### Assignment
Which lines in the entries below contain the string "this"? Show each of them in full.

### Entries from a dataset of interfaces
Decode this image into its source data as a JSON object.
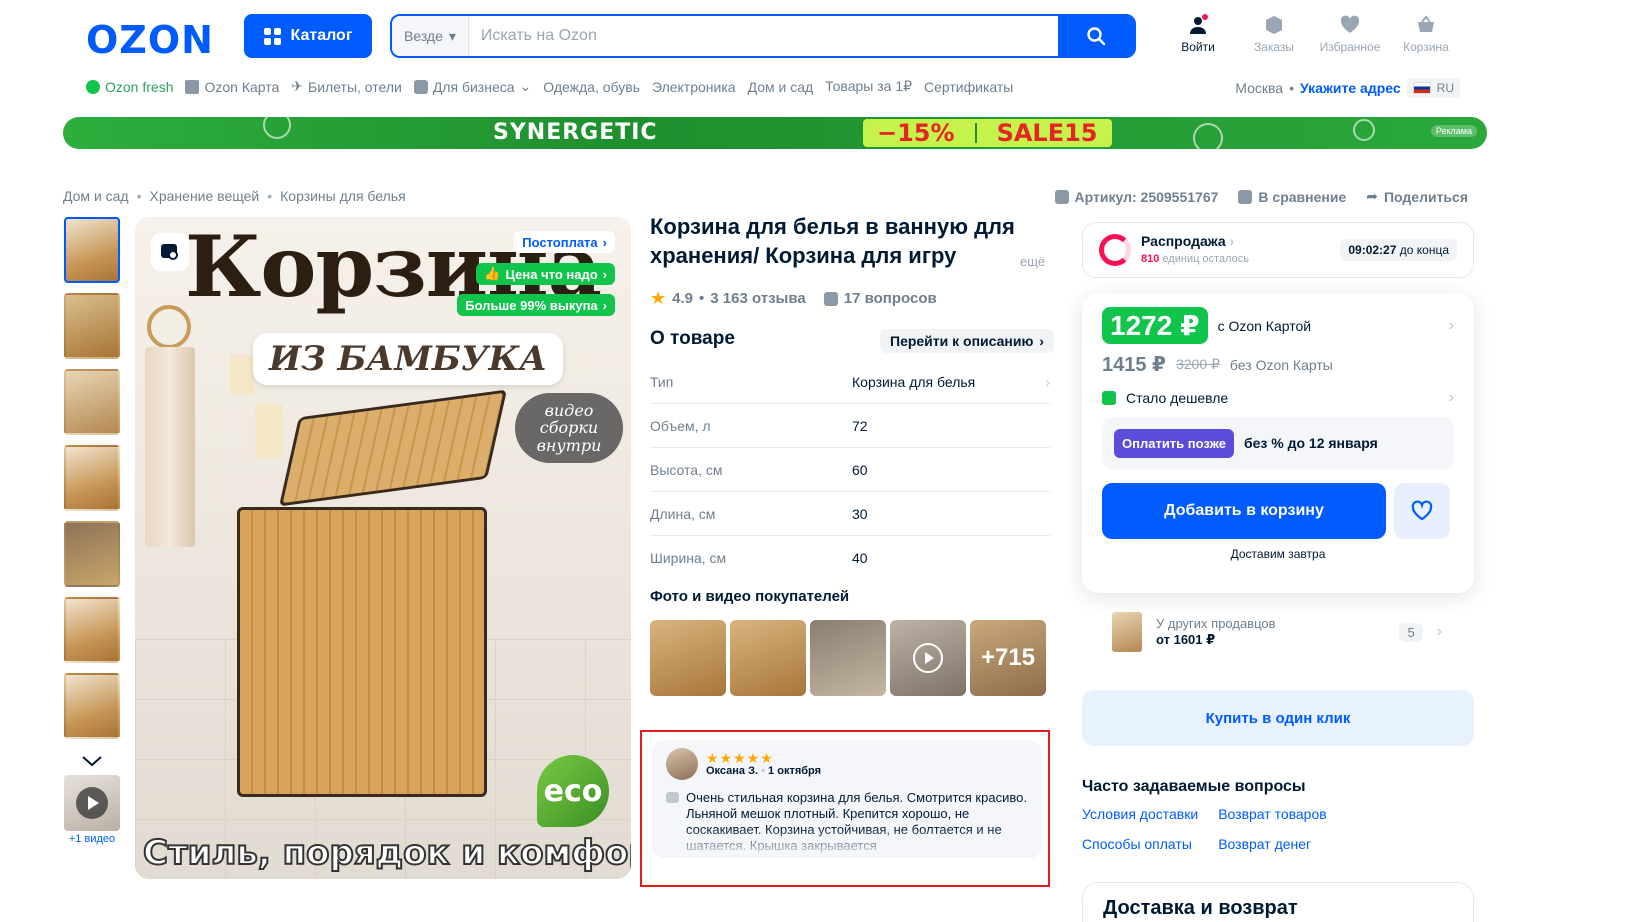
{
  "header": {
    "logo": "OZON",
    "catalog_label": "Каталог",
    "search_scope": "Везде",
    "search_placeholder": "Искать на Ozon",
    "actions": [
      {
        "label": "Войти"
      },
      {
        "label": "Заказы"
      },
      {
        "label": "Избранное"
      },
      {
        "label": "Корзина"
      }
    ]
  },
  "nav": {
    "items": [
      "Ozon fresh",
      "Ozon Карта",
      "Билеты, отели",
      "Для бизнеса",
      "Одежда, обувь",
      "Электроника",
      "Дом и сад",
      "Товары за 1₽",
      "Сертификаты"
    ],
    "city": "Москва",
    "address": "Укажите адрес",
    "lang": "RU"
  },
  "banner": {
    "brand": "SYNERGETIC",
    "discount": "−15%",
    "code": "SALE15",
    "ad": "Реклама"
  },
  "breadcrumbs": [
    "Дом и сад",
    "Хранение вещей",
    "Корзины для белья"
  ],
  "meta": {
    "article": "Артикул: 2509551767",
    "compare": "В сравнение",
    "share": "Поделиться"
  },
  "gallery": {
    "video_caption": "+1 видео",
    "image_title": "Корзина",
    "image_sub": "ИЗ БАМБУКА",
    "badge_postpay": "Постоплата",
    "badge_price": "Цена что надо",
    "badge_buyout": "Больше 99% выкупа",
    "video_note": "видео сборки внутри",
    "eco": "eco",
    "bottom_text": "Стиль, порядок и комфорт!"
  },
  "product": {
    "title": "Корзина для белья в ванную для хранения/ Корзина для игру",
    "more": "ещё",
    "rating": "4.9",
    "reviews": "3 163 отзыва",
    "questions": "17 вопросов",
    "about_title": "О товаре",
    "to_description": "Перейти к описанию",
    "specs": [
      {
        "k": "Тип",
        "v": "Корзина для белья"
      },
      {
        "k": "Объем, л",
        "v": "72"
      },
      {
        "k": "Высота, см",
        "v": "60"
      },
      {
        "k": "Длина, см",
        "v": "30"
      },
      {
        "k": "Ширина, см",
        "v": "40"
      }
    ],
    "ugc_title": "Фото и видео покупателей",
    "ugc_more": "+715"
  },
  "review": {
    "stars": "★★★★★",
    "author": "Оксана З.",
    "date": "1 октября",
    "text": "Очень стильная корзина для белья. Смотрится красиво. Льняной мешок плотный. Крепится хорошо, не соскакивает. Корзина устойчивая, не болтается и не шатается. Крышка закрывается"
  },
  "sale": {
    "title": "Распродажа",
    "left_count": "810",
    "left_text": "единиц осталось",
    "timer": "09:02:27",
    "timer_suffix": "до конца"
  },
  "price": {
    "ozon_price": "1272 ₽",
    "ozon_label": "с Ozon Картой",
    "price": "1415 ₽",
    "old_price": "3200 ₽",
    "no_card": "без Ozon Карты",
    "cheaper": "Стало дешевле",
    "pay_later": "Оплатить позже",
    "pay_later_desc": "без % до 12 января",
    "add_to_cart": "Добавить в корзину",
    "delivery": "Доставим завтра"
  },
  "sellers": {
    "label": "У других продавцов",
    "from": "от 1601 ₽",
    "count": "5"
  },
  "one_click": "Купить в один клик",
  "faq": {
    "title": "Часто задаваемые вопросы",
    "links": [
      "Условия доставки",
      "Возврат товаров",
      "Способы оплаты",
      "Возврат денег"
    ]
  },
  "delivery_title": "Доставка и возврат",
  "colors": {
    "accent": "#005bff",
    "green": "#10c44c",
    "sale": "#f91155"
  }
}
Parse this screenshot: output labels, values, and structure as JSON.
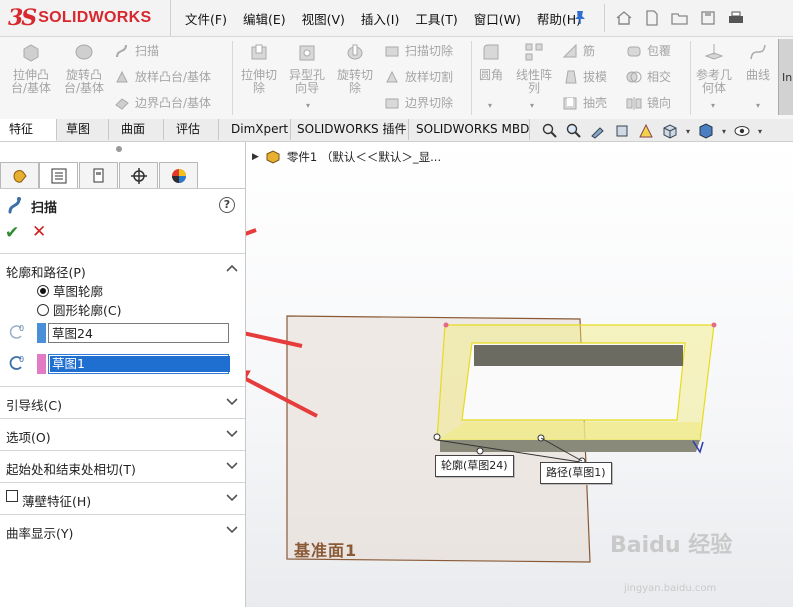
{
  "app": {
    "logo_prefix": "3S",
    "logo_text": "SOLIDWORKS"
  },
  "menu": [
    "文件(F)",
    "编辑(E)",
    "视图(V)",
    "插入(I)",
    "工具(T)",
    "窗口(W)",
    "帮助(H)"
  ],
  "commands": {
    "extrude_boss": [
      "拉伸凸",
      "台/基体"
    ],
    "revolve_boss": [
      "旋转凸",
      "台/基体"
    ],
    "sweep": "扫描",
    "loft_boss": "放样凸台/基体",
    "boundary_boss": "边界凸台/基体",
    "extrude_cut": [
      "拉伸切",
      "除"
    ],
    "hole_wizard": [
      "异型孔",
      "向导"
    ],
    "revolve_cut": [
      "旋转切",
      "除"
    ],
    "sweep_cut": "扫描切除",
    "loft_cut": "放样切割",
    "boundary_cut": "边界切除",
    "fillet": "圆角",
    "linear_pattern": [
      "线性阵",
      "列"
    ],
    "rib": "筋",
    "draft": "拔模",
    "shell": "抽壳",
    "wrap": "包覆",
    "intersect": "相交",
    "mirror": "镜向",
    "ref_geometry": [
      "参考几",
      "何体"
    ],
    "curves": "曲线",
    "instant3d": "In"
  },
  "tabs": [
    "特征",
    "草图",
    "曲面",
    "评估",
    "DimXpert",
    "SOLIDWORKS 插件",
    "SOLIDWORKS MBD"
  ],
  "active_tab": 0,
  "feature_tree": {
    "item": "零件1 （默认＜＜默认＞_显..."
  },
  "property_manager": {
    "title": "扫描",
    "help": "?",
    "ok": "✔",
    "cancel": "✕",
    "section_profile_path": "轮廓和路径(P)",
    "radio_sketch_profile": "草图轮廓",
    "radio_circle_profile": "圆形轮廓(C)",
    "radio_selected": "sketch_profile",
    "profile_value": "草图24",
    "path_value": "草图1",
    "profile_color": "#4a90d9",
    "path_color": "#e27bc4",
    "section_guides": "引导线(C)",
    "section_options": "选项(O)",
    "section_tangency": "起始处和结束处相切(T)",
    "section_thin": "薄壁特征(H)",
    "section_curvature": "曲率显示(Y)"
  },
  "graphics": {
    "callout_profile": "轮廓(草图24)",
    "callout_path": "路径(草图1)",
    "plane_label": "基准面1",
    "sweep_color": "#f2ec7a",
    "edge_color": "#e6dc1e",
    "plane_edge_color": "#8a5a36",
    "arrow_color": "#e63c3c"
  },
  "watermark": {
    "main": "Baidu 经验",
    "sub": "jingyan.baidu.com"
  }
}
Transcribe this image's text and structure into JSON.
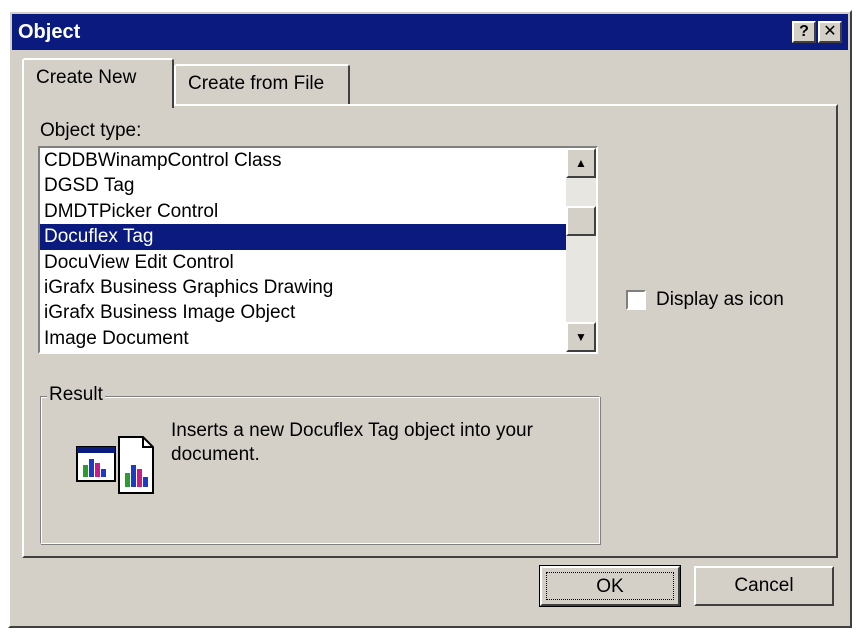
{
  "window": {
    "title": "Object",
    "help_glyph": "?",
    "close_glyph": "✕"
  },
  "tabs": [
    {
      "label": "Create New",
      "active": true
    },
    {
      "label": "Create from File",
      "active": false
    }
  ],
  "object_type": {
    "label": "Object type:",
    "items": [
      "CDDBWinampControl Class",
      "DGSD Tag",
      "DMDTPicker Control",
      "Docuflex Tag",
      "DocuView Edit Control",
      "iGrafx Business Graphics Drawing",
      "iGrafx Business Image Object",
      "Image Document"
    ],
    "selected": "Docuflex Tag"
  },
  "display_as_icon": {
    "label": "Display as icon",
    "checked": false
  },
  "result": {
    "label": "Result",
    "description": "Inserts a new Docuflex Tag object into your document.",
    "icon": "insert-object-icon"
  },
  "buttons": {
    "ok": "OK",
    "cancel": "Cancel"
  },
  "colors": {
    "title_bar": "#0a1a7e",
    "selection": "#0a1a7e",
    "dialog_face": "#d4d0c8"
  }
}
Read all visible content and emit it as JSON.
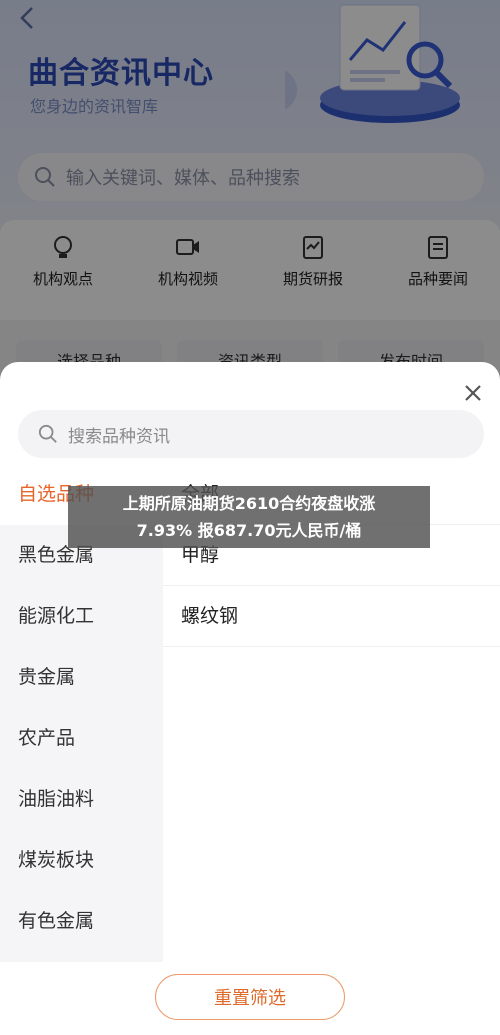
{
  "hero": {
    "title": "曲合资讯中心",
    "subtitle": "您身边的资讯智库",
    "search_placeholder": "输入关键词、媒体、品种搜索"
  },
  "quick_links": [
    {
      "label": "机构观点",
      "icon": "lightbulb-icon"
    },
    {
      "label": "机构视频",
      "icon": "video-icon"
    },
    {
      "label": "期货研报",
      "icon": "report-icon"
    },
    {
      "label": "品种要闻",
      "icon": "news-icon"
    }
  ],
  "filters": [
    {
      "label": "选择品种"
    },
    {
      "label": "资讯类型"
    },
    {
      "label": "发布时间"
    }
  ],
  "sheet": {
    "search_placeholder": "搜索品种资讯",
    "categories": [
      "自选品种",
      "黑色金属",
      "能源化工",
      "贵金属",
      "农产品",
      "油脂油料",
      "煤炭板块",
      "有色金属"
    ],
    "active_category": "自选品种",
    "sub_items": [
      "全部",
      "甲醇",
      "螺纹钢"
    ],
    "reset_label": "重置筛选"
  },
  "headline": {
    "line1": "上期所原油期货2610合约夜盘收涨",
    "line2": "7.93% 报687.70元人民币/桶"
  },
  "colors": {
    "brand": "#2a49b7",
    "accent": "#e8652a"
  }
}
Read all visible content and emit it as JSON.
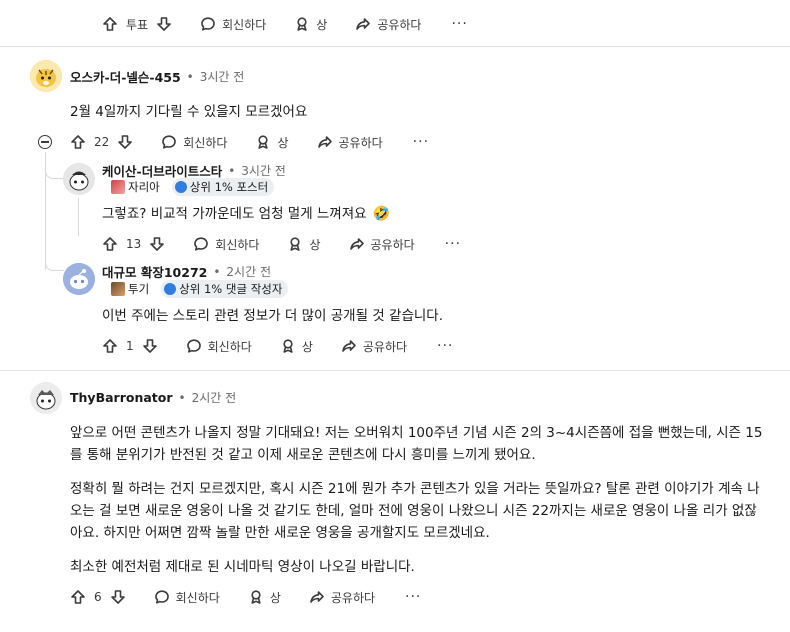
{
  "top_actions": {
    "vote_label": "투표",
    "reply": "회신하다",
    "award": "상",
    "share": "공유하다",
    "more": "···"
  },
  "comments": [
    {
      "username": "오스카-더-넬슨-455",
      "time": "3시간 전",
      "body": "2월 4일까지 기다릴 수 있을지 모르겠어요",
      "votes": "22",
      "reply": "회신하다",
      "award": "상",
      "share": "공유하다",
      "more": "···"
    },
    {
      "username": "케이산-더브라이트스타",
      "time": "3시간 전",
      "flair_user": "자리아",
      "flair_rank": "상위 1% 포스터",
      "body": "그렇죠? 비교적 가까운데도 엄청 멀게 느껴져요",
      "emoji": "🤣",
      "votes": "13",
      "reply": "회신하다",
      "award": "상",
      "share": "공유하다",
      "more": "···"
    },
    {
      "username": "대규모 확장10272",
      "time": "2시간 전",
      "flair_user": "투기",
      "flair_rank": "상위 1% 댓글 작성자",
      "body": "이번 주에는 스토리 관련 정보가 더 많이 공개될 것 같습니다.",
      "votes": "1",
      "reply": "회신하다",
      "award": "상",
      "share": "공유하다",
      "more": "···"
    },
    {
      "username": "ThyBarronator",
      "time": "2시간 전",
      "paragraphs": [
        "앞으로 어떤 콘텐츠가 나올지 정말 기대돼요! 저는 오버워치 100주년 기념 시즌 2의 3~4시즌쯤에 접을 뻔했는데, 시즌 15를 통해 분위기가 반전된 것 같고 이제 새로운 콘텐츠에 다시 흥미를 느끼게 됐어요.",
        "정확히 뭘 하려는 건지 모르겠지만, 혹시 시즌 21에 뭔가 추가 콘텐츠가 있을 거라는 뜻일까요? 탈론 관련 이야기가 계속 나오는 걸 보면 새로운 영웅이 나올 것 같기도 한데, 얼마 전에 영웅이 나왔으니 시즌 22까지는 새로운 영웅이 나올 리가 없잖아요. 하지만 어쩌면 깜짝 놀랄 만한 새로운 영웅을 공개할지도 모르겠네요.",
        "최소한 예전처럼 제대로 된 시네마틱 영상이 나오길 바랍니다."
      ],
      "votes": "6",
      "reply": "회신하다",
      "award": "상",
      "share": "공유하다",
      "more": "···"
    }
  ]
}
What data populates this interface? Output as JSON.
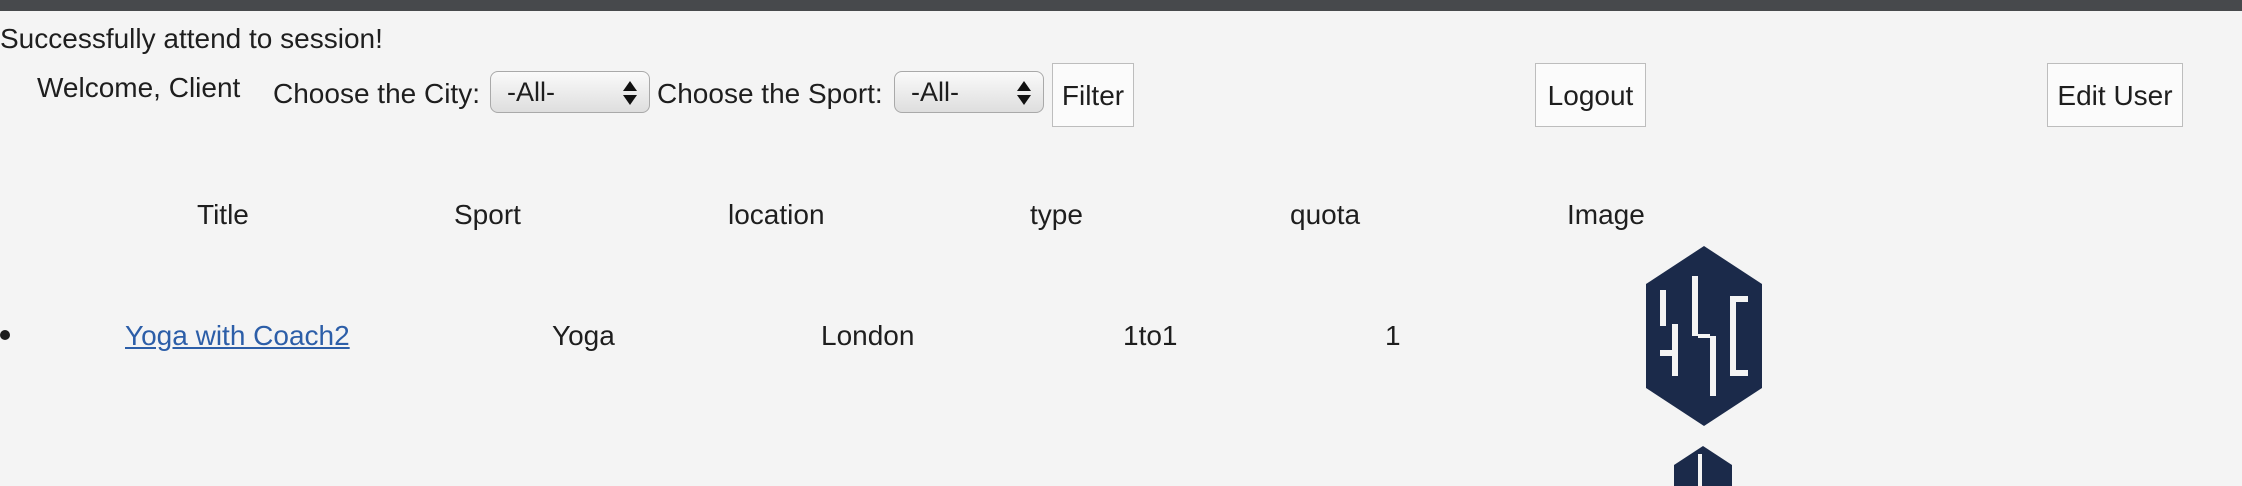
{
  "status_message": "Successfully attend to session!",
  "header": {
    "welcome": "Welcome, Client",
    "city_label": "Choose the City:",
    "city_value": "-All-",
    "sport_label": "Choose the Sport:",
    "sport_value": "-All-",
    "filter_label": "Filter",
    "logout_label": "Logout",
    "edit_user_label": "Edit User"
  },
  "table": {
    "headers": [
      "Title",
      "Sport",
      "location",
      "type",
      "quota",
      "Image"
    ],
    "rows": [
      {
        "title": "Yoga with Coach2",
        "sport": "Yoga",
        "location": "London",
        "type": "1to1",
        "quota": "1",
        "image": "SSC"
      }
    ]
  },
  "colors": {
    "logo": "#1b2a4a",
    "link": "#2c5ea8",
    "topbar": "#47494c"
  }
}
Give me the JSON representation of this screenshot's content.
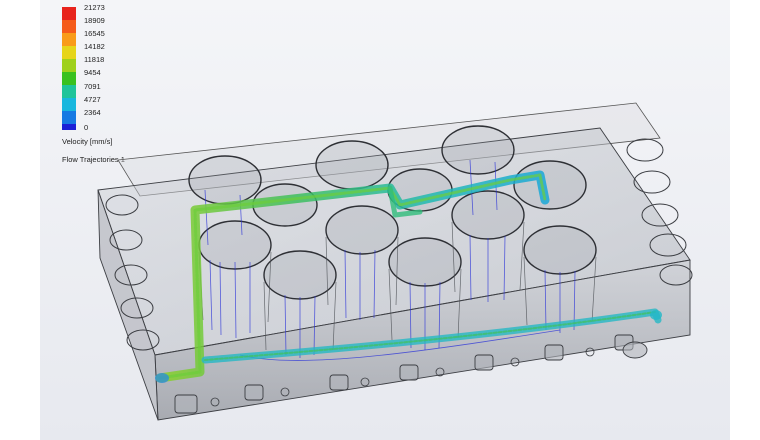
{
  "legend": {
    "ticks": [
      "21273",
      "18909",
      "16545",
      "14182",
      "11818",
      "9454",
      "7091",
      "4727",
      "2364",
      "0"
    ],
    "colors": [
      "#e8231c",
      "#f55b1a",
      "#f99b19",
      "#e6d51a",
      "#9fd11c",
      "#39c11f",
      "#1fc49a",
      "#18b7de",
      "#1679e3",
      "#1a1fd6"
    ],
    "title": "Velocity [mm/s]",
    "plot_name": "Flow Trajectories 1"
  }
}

### Exercise response
Decode this image into its source data as a JSON object.
Parse this screenshot: output labels, values, and structure as JSON.
Transcribe this image's text and structure into JSON.
What data populates this interface? Output as JSON.
Give me the JSON representation of this screenshot's content.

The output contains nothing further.